"Someone already to be intubated and go to intensive care. For others it's too late... Every ventilator becomes like gold: those in operating theatres that have now suspended their non-urgent activity become intensive care places that did not exist before.

"The staff is exhausted. I saw the tiredness on faces that didn't know what it was despite the already exhausting workloads they had. I saw a solidarity of all of us, who never failed to go to our internist colleagues to ask, 'What can I do for you now?'

"Doctors who move beds and transfer patients, who administer therapies instead of nurses. Nurses with tears in their eyes because we can't save everyone, and the vital parameters of several patients at the same time reveal an already marked destiny.

"There are no more shifts, no more hours. Social life is suspended for us. We no longer see our families for fear of infecting them. Some of us have already become infected despite the protocols.

"Some of our colleagues who are infected also have infected relatives and some of their relatives are already struggling between life and death. So be patient, you can't go to the theatre, museums or the gym. Try to have pity on the myriad of old people you could exterminate.

"We just try to make ourselves useful. You should do the same: we influence the life and death of a few dozen people. You with yours, many more. Please share this message. We must spread the word to prevent what is happening here from happening all over Italy.

"I finish by saying that I really don't understand this war on panic. The only reason I see is mask shortages, but there's no mask on sale anymore. We don't have a lot of studies, but is it panic really worse than neglect and carelessness during an epidemic of this sort?"

What is the World Economic Forum doing about the coronavirus outbreak?

Responding to the COVID-19 pandemic requires global cooperation among governments, international organizations and the business community, which is at the centre of the World Economic Forum’s mission as the International Organization for Public-Private Cooperation.

Since its launch on 11 March, the Forum’s COVID Action Platform has brought together 1,667 stakeholders from 1,106 businesses and organizations to mitigate the risk and impact of the unprecedented global health emergency that is COVID-19.

The platform is created with the support of the World Health Organization and is open to all businesses and industry groups, as well as other stakeholders, aiming to integrate and inform joint action.

As an organization, the Forum has a track record of supporting efforts to contain epidemics. In 2017, at our Annual Meeting, the Coalition for Epidemic Preparedness Innovations (CEPI) was launched – bringing together experts from government, business, health, academia and civil society to accelerate the development of vaccines. CEPI is currently supporting the race to develop a vaccine against this strand of the coronavirus.

'Our hospitals are overwhelmed'

Dr Macchini is not the only medical professional to sound the alarm on social media.

In the UK, Dr Jason Van Schoor, a registrar in Anaesthesia & Intensive Care Medicine and academic fellow at UCL, posted a Twitter thread based on input from a doctor friend in northern Italy.

The thread echoed the tone of Dr Macchini, warning of exhausted doctors unable to save an influx of coronavirus patients.

You can read the full thread here.

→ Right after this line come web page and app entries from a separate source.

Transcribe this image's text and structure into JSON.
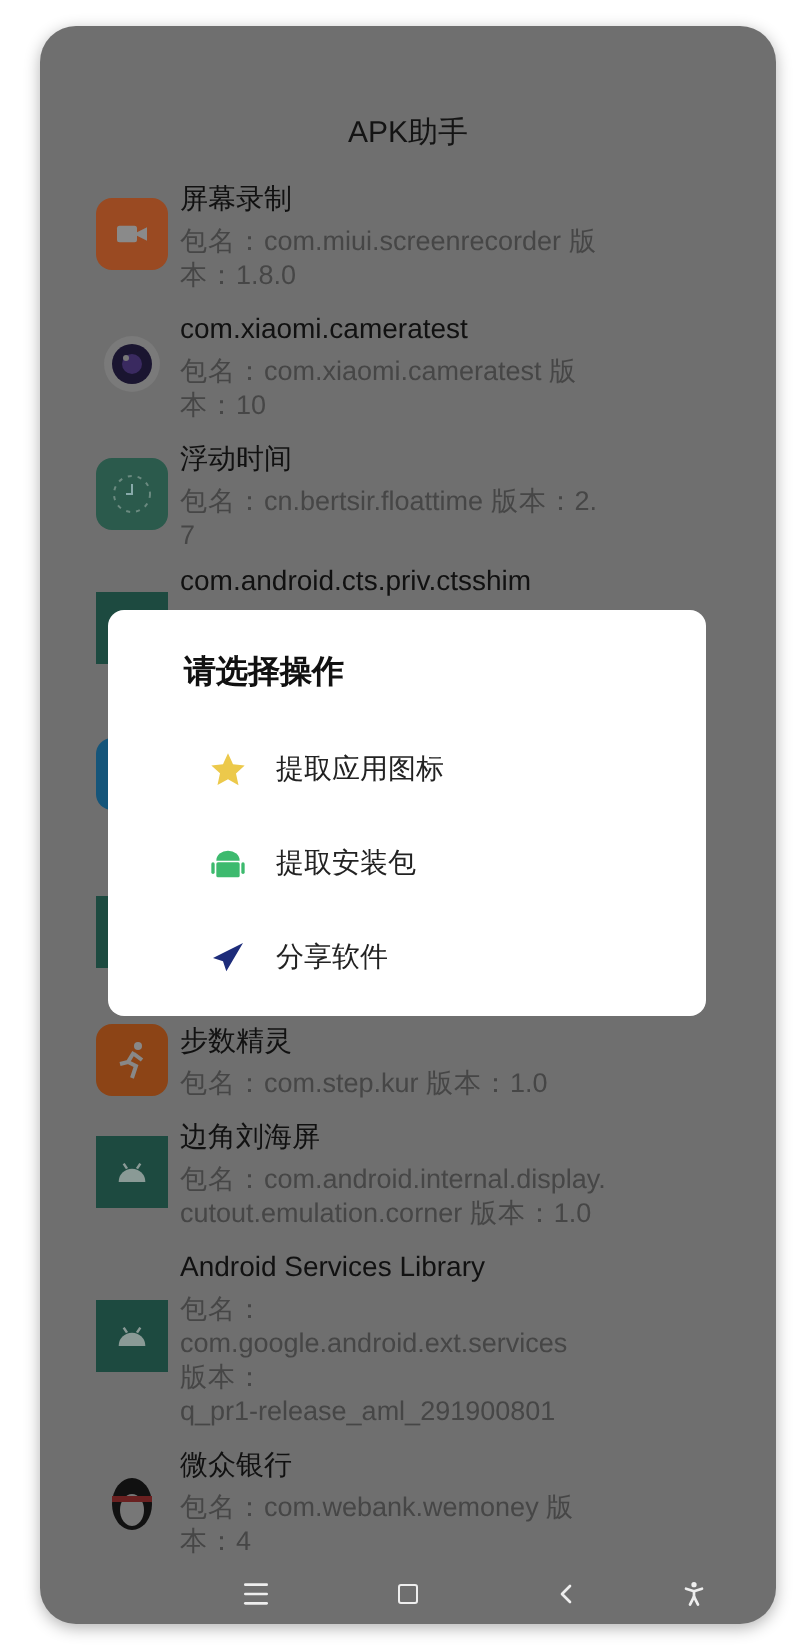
{
  "app_bar": {
    "title": "APK助手"
  },
  "apps": [
    {
      "kind": "recorder",
      "name": "屏幕录制",
      "detail": "包名：com.miui.screenrecorder 版本：1.8.0"
    },
    {
      "kind": "camera",
      "name": "com.xiaomi.cameratest",
      "detail": "包名：com.xiaomi.cameratest 版本：10"
    },
    {
      "kind": "clock",
      "name": "浮动时间",
      "detail": "包名：cn.bertsir.floattime 版本：2.7"
    },
    {
      "kind": "android",
      "name": "com.android.cts.priv.ctsshim"
    },
    {
      "kind": "blue"
    },
    {
      "kind": "android"
    },
    {
      "kind": "runner",
      "name": "步数精灵",
      "detail": "包名：com.step.kur 版本：1.0"
    },
    {
      "kind": "android",
      "name": "边角刘海屏",
      "detail": "包名：com.android.internal.display.cutout.emulation.corner 版本：1.0"
    },
    {
      "kind": "android",
      "name": "Android Services Library",
      "detail": "包名：\ncom.google.android.ext.services\n版本：\nq_pr1-release_aml_291900801"
    },
    {
      "kind": "penguin",
      "name": "微众银行",
      "detail": "包名：com.webank.wemoney 版本：4"
    }
  ],
  "dialog": {
    "title": "请选择操作",
    "options": [
      {
        "kind": "star",
        "label": "提取应用图标"
      },
      {
        "kind": "android",
        "label": "提取安装包"
      },
      {
        "kind": "plane",
        "label": "分享软件"
      }
    ]
  }
}
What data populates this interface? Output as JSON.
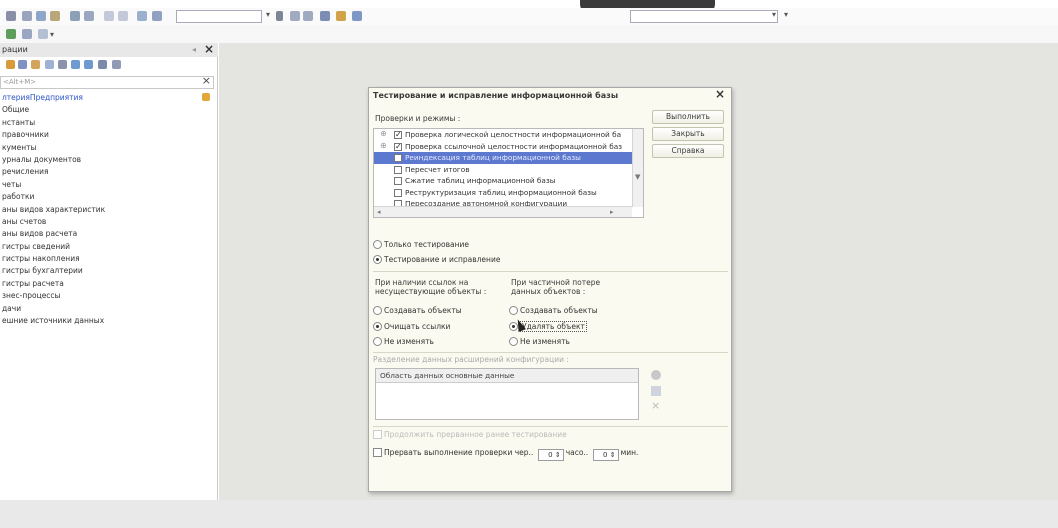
{
  "sidebar": {
    "title": "рации",
    "search_placeholder": "<Alt+M>",
    "items": [
      "лтерияПредприятия",
      "Общие",
      "нстанты",
      "правочники",
      "кументы",
      "урналы документов",
      "речисления",
      "четы",
      "работки",
      "аны видов характеристик",
      "аны счетов",
      "аны видов расчета",
      "гистры сведений",
      "гистры накопления",
      "гистры бухгалтерии",
      "гистры расчета",
      "знес-процессы",
      "дачи",
      "ешние источники данных"
    ]
  },
  "dialog": {
    "title": "Тестирование и исправление информационной базы",
    "buttons": {
      "run": "Выполнить",
      "close": "Закрыть",
      "help": "Справка"
    },
    "checks_label": "Проверки и режимы :",
    "checks": [
      {
        "label": "Проверка логической целостности информационной ба",
        "checked": true,
        "selected": false,
        "expandable": true
      },
      {
        "label": "Проверка ссылочной целостности информационной баз",
        "checked": true,
        "selected": false,
        "expandable": true
      },
      {
        "label": "Реиндексация таблиц информационной базы",
        "checked": false,
        "selected": true,
        "expandable": false
      },
      {
        "label": "Пересчет итогов",
        "checked": false,
        "selected": false,
        "expandable": false
      },
      {
        "label": "Сжатие таблиц информационной базы",
        "checked": false,
        "selected": false,
        "expandable": false
      },
      {
        "label": "Реструктуризация таблиц информационной базы",
        "checked": false,
        "selected": false,
        "expandable": false
      },
      {
        "label": "Пересоздание автономной конфигурации",
        "checked": false,
        "selected": false,
        "expandable": false
      }
    ],
    "mode": {
      "test_only": "Только тестирование",
      "test_and_fix": "Тестирование и исправление",
      "selected": "test_and_fix"
    },
    "missing_refs": {
      "label_line1": "При наличии ссылок на",
      "label_line2": "несуществующие объекты :",
      "create": "Создавать объекты",
      "clear": "Очищать ссылки",
      "nochange": "Не изменять",
      "selected": "clear"
    },
    "partial_loss": {
      "label_line1": "При частичной потере",
      "label_line2": "данных объектов :",
      "create": "Создавать объекты",
      "delete": "Удалять объект",
      "nochange": "Не изменять",
      "selected": "delete"
    },
    "ext_label": "Разделение данных расширений конфигурации :",
    "ext_column": "Область данных основные данные",
    "continue_label": "Продолжить прерванное ранее тестирование",
    "interrupt_label": "Прервать выполнение проверки чер..",
    "hours_value": "0",
    "hours_unit": "часо..",
    "minutes_value": "0",
    "minutes_unit": "мин."
  }
}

Fighting complacency

At the start of her thread, Dr Silvia Stringhini, who is based in Geneva, warned against a sense of complacency elsewhere in Europe.

"I may be repeating myself, but I want to fight this sense of security that I see outside of the epicenters, as if nothing was going to happen 'here'. The media in Europe are reassuring, politicians are reassuring, while there's little to be reassured of."

So far, roughly 12,000 cases have been recorded on the continent. Following Italy, France and Germany are the worst-afflicted.

To protect yourself and others, World Health Organization advice is to wash your hands regularly with soap; avoid touching your face; cough or sneeze into the crook your arm or a tissue; keep a distance of 1 metre from other people; stay at home and call for medical advice if you experience symptoms of the virus.